• _TASK TO CARRY OUT_
With the images left out, print every entry that follows exactly.

[Entries from a dataset of interfaces]
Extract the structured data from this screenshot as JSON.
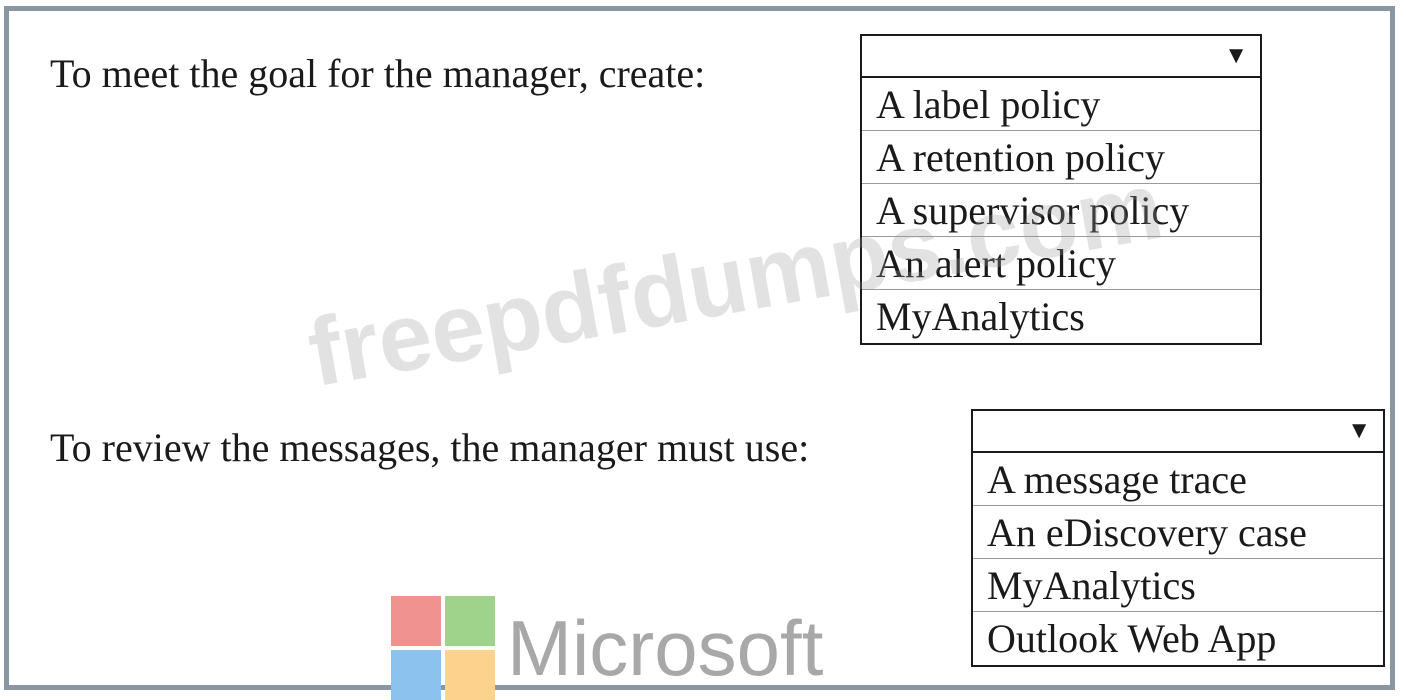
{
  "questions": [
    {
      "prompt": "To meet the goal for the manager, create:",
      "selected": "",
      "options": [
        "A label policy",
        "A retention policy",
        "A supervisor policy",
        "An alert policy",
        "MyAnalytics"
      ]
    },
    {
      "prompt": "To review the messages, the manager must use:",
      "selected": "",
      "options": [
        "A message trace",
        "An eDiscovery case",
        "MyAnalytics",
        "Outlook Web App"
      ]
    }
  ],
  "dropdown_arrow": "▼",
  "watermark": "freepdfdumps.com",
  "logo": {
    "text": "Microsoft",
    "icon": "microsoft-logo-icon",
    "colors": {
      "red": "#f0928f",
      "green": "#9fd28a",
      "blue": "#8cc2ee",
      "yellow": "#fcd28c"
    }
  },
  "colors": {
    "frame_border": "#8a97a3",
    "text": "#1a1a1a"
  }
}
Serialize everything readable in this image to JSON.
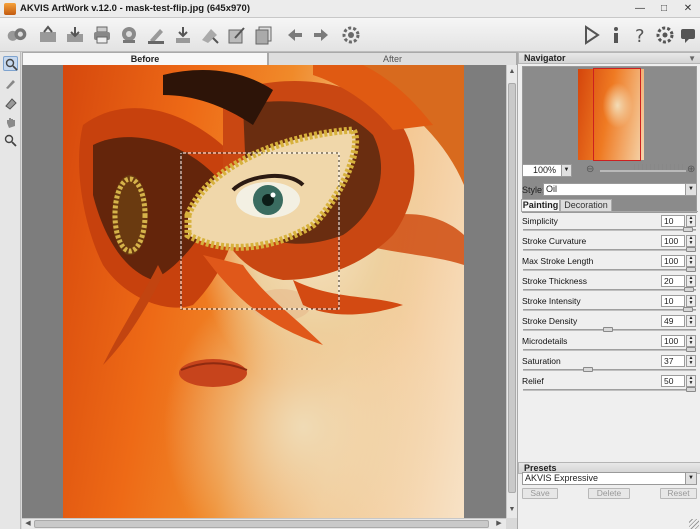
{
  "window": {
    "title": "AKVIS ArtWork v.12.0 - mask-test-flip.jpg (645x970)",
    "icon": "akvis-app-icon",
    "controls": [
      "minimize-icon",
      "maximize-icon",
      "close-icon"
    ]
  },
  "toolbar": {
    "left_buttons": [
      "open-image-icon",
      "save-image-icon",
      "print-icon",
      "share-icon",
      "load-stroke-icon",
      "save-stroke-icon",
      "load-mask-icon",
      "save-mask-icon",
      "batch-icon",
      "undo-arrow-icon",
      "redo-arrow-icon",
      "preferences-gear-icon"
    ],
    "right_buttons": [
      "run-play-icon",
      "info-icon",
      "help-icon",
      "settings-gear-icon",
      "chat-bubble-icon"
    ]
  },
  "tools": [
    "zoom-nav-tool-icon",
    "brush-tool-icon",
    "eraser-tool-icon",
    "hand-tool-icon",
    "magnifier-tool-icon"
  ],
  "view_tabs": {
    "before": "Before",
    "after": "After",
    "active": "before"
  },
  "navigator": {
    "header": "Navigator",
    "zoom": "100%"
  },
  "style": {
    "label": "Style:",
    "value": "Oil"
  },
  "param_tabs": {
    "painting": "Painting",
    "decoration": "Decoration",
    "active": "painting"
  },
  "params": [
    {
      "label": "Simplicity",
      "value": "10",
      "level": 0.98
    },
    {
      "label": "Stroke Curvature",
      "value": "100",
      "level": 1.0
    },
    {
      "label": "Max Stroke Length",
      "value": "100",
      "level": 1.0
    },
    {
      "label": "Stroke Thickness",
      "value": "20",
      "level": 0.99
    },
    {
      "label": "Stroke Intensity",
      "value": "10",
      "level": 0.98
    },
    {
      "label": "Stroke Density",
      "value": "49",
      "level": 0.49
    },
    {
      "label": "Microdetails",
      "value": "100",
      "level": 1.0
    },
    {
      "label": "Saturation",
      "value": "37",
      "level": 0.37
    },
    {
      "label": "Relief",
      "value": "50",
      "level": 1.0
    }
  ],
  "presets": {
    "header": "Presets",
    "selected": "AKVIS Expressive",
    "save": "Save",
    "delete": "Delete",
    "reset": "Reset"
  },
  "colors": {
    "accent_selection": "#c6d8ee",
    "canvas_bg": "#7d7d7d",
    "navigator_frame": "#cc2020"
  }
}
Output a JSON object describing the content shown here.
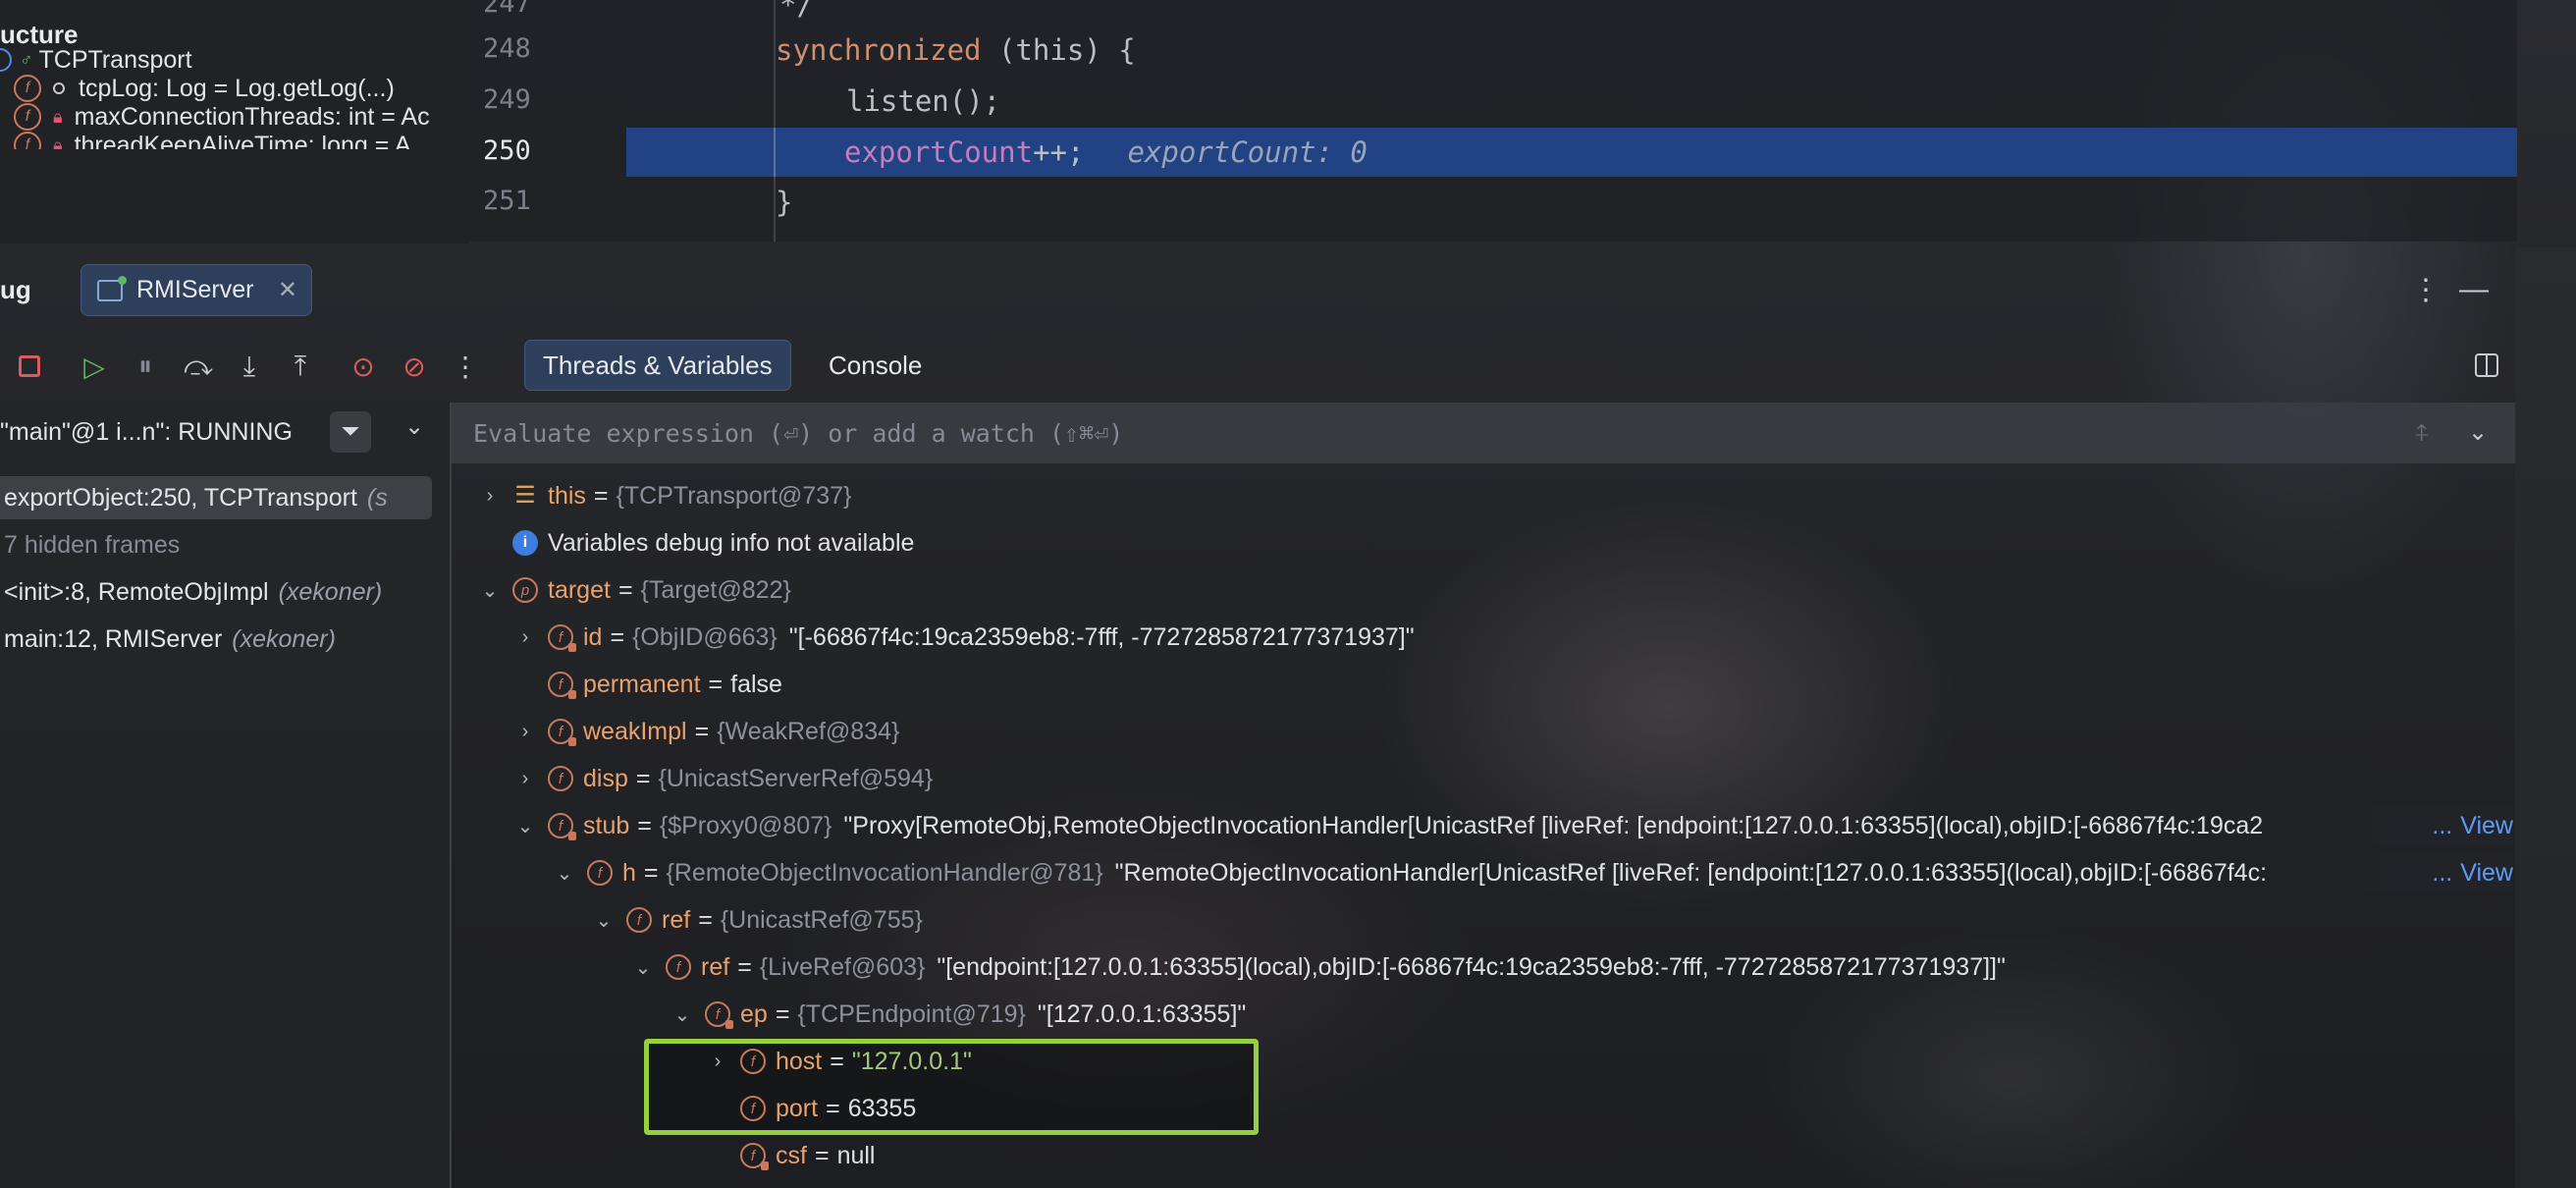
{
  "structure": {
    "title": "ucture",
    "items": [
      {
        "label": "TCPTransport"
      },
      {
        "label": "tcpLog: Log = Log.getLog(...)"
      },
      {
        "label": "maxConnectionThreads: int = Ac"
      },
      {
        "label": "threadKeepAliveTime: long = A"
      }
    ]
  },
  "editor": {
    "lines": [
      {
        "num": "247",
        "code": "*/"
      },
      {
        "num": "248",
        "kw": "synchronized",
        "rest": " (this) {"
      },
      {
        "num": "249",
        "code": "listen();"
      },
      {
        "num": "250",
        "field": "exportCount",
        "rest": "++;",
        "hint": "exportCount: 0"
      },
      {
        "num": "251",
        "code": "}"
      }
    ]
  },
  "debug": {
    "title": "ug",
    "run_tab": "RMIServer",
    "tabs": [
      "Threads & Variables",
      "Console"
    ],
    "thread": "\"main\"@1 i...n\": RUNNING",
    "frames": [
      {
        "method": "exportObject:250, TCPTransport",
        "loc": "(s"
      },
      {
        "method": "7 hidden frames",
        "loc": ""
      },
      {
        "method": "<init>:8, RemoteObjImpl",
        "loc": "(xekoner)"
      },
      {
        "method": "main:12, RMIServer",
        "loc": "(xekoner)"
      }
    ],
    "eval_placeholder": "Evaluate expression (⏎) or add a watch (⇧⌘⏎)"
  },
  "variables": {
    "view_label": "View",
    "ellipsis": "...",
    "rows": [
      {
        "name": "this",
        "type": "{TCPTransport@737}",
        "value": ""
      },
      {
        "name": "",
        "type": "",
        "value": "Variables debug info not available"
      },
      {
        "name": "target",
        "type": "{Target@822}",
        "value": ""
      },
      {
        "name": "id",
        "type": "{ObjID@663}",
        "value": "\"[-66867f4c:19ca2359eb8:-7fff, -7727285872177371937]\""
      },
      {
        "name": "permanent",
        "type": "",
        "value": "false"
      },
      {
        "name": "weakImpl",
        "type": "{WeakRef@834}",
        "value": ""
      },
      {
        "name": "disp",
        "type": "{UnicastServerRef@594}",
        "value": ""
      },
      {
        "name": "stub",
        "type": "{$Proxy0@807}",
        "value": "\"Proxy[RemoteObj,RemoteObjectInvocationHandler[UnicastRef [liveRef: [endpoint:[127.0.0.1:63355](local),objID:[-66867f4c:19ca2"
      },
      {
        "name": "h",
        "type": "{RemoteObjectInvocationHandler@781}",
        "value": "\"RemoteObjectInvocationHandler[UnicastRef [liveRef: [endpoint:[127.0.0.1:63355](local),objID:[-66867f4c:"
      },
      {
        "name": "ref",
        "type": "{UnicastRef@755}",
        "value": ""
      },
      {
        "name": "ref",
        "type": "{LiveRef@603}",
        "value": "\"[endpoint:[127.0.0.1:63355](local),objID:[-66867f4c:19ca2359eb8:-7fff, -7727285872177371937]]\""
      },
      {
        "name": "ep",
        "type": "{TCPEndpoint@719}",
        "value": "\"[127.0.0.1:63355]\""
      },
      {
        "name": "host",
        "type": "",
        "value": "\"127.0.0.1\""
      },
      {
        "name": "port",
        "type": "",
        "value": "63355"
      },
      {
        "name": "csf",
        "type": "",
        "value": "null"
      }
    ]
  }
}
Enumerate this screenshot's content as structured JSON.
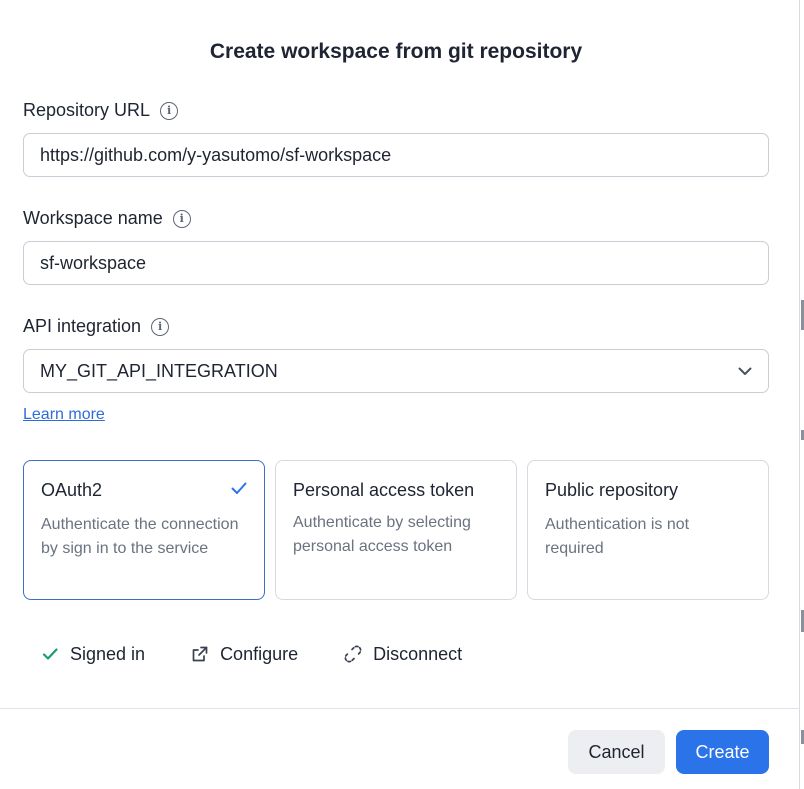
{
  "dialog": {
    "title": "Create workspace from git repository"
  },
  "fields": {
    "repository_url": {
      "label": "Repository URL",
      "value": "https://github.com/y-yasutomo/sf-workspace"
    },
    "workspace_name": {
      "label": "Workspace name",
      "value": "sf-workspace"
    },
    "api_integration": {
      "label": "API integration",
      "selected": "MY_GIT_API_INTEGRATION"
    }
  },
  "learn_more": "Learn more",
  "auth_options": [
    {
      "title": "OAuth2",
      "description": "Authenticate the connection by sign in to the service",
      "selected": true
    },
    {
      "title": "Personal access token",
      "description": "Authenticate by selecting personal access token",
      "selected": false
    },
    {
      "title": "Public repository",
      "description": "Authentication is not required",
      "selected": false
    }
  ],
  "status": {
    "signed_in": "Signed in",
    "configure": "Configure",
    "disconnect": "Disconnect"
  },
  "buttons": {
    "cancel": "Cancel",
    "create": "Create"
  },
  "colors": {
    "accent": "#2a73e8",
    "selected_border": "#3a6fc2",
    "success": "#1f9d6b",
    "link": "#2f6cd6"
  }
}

• _EXERCISE SOLUTION_
Extract the structured data from this screenshot as JSON.
{
  "questions": [
    {
      "prompt": "To meet the goal for the manager, create:",
      "selected": "",
      "options": [
        "A label policy",
        "A retention policy",
        "A supervisor policy",
        "An alert policy",
        "MyAnalytics"
      ]
    },
    {
      "prompt": "To review the messages, the manager must use:",
      "selected": "",
      "options": [
        "A message trace",
        "An eDiscovery case",
        "MyAnalytics",
        "Outlook Web App"
      ]
    }
  ],
  "dropdown_arrow": "▼",
  "watermark": "freepdfdumps.com",
  "logo": {
    "text": "Microsoft",
    "icon": "microsoft-logo-icon",
    "colors": {
      "red": "#f0928f",
      "green": "#9fd28a",
      "blue": "#8cc2ee",
      "yellow": "#fcd28c"
    }
  },
  "colors": {
    "frame_border": "#8a97a3",
    "text": "#1a1a1a"
  }
}
Serialize everything readable in this image to JSON.
{
  "window": {
    "title": "AKVIS ArtWork v.12.0 - mask-test-flip.jpg (645x970)",
    "icon": "akvis-app-icon",
    "controls": [
      "minimize-icon",
      "maximize-icon",
      "close-icon"
    ]
  },
  "toolbar": {
    "left_buttons": [
      "open-image-icon",
      "save-image-icon",
      "print-icon",
      "share-icon",
      "load-stroke-icon",
      "save-stroke-icon",
      "load-mask-icon",
      "save-mask-icon",
      "batch-icon",
      "undo-arrow-icon",
      "redo-arrow-icon",
      "preferences-gear-icon"
    ],
    "right_buttons": [
      "run-play-icon",
      "info-icon",
      "help-icon",
      "settings-gear-icon",
      "chat-bubble-icon"
    ]
  },
  "tools": [
    "zoom-nav-tool-icon",
    "brush-tool-icon",
    "eraser-tool-icon",
    "hand-tool-icon",
    "magnifier-tool-icon"
  ],
  "view_tabs": {
    "before": "Before",
    "after": "After",
    "active": "before"
  },
  "navigator": {
    "header": "Navigator",
    "zoom": "100%"
  },
  "style": {
    "label": "Style:",
    "value": "Oil"
  },
  "param_tabs": {
    "painting": "Painting",
    "decoration": "Decoration",
    "active": "painting"
  },
  "params": [
    {
      "label": "Simplicity",
      "value": "10",
      "level": 0.98
    },
    {
      "label": "Stroke Curvature",
      "value": "100",
      "level": 1.0
    },
    {
      "label": "Max Stroke Length",
      "value": "100",
      "level": 1.0
    },
    {
      "label": "Stroke Thickness",
      "value": "20",
      "level": 0.99
    },
    {
      "label": "Stroke Intensity",
      "value": "10",
      "level": 0.98
    },
    {
      "label": "Stroke Density",
      "value": "49",
      "level": 0.49
    },
    {
      "label": "Microdetails",
      "value": "100",
      "level": 1.0
    },
    {
      "label": "Saturation",
      "value": "37",
      "level": 0.37
    },
    {
      "label": "Relief",
      "value": "50",
      "level": 1.0
    }
  ],
  "presets": {
    "header": "Presets",
    "selected": "AKVIS Expressive",
    "save": "Save",
    "delete": "Delete",
    "reset": "Reset"
  },
  "colors": {
    "accent_selection": "#c6d8ee",
    "canvas_bg": "#7d7d7d",
    "navigator_frame": "#cc2020"
  }
}
Output a JSON object describing the content shown here.
{
  "structure": {
    "title": "ucture",
    "items": [
      {
        "label": "TCPTransport"
      },
      {
        "label": "tcpLog: Log = Log.getLog(...)"
      },
      {
        "label": "maxConnectionThreads: int = Ac"
      },
      {
        "label": "threadKeepAliveTime: long = A"
      }
    ]
  },
  "editor": {
    "lines": [
      {
        "num": "247",
        "code": "*/"
      },
      {
        "num": "248",
        "kw": "synchronized",
        "rest": " (this) {"
      },
      {
        "num": "249",
        "code": "listen();"
      },
      {
        "num": "250",
        "field": "exportCount",
        "rest": "++;",
        "hint": "exportCount: 0"
      },
      {
        "num": "251",
        "code": "}"
      }
    ]
  },
  "debug": {
    "title": "ug",
    "run_tab": "RMIServer",
    "tabs": [
      "Threads & Variables",
      "Console"
    ],
    "thread": "\"main\"@1 i...n\": RUNNING",
    "frames": [
      {
        "method": "exportObject:250, TCPTransport",
        "loc": "(s"
      },
      {
        "method": "7 hidden frames",
        "loc": ""
      },
      {
        "method": "<init>:8, RemoteObjImpl",
        "loc": "(xekoner)"
      },
      {
        "method": "main:12, RMIServer",
        "loc": "(xekoner)"
      }
    ],
    "eval_placeholder": "Evaluate expression (⏎) or add a watch (⇧⌘⏎)"
  },
  "variables": {
    "view_label": "View",
    "ellipsis": "...",
    "rows": [
      {
        "name": "this",
        "type": "{TCPTransport@737}",
        "value": ""
      },
      {
        "name": "",
        "type": "",
        "value": "Variables debug info not available"
      },
      {
        "name": "target",
        "type": "{Target@822}",
        "value": ""
      },
      {
        "name": "id",
        "type": "{ObjID@663}",
        "value": "\"[-66867f4c:19ca2359eb8:-7fff, -7727285872177371937]\""
      },
      {
        "name": "permanent",
        "type": "",
        "value": "false"
      },
      {
        "name": "weakImpl",
        "type": "{WeakRef@834}",
        "value": ""
      },
      {
        "name": "disp",
        "type": "{UnicastServerRef@594}",
        "value": ""
      },
      {
        "name": "stub",
        "type": "{$Proxy0@807}",
        "value": "\"Proxy[RemoteObj,RemoteObjectInvocationHandler[UnicastRef [liveRef: [endpoint:[127.0.0.1:63355](local),objID:[-66867f4c:19ca2"
      },
      {
        "name": "h",
        "type": "{RemoteObjectInvocationHandler@781}",
        "value": "\"RemoteObjectInvocationHandler[UnicastRef [liveRef: [endpoint:[127.0.0.1:63355](local),objID:[-66867f4c:"
      },
      {
        "name": "ref",
        "type": "{UnicastRef@755}",
        "value": ""
      },
      {
        "name": "ref",
        "type": "{LiveRef@603}",
        "value": "\"[endpoint:[127.0.0.1:63355](local),objID:[-66867f4c:19ca2359eb8:-7fff, -7727285872177371937]]\""
      },
      {
        "name": "ep",
        "type": "{TCPEndpoint@719}",
        "value": "\"[127.0.0.1:63355]\""
      },
      {
        "name": "host",
        "type": "",
        "value": "\"127.0.0.1\""
      },
      {
        "name": "port",
        "type": "",
        "value": "63355"
      },
      {
        "name": "csf",
        "type": "",
        "value": "null"
      }
    ]
  }
}
Enumerate this screenshot's content as structured JSON.
{
  "dialog": {
    "title": "Create workspace from git repository"
  },
  "fields": {
    "repository_url": {
      "label": "Repository URL",
      "value": "https://github.com/y-yasutomo/sf-workspace"
    },
    "workspace_name": {
      "label": "Workspace name",
      "value": "sf-workspace"
    },
    "api_integration": {
      "label": "API integration",
      "selected": "MY_GIT_API_INTEGRATION"
    }
  },
  "learn_more": "Learn more",
  "auth_options": [
    {
      "title": "OAuth2",
      "description": "Authenticate the connection by sign in to the service",
      "selected": true
    },
    {
      "title": "Personal access token",
      "description": "Authenticate by selecting personal access token",
      "selected": false
    },
    {
      "title": "Public repository",
      "description": "Authentication is not required",
      "selected": false
    }
  ],
  "status": {
    "signed_in": "Signed in",
    "configure": "Configure",
    "disconnect": "Disconnect"
  },
  "buttons": {
    "cancel": "Cancel",
    "create": "Create"
  },
  "colors": {
    "accent": "#2a73e8",
    "selected_border": "#3a6fc2",
    "success": "#1f9d6b",
    "link": "#2f6cd6"
  }
}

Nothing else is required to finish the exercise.